(Component data from apps and pages)
☆ ☆ ☆ ☆

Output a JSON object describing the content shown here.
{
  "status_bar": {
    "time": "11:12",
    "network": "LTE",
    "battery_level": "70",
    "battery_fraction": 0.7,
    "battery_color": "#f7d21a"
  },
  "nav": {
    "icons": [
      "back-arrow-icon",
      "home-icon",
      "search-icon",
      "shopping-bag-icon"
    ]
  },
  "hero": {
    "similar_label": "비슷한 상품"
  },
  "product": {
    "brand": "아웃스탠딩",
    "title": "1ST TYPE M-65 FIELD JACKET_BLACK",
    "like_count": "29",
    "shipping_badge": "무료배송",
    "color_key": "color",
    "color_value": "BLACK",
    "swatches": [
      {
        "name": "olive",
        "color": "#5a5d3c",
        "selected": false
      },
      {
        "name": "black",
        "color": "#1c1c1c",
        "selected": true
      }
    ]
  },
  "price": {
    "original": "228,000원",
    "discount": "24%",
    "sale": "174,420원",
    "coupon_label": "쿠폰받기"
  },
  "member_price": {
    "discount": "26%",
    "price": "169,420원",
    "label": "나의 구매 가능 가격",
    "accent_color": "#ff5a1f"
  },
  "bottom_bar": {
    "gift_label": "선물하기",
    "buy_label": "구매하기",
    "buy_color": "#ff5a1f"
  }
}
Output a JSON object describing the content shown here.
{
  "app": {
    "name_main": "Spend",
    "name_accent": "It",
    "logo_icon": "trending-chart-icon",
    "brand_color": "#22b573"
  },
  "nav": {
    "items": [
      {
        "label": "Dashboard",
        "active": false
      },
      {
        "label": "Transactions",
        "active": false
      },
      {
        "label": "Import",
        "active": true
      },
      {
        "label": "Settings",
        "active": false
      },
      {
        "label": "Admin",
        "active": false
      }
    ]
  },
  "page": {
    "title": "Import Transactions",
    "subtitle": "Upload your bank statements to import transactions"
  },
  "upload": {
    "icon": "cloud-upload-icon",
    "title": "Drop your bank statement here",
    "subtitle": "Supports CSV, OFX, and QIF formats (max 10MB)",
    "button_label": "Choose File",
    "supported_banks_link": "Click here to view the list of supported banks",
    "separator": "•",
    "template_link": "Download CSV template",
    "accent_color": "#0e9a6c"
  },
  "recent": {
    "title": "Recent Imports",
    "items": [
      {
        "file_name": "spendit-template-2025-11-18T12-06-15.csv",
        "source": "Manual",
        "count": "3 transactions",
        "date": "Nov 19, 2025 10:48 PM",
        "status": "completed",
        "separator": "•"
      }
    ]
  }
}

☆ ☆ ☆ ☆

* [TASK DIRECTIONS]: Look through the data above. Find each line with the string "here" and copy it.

* [YOUR SOLUTION]:
Output a JSON object describing the content shown here.
Output a JSON object describing the content shown here.
    "title": "Drop your bank statement here",
    "supported_banks_link": "Click here to view the list of supported banks",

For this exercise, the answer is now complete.